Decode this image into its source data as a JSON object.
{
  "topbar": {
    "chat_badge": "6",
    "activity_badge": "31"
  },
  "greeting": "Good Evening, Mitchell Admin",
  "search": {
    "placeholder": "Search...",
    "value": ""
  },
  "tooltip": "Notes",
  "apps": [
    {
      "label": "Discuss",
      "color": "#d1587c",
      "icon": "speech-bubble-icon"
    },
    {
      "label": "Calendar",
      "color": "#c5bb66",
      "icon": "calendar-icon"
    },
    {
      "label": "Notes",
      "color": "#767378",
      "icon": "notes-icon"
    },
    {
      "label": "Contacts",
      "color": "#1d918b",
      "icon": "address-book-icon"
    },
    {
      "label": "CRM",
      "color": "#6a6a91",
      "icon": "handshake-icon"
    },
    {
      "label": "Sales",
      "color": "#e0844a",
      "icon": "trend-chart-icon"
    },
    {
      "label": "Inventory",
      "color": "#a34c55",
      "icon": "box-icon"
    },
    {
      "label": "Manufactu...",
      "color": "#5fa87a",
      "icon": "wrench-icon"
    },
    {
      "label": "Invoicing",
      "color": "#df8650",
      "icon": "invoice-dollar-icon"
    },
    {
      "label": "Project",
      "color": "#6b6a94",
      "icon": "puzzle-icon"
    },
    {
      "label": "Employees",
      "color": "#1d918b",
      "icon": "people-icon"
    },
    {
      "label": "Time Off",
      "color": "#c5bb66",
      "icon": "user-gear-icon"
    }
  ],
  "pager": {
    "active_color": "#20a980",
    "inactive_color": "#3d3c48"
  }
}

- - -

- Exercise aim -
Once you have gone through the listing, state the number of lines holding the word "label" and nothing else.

- Answer to the exercise -
12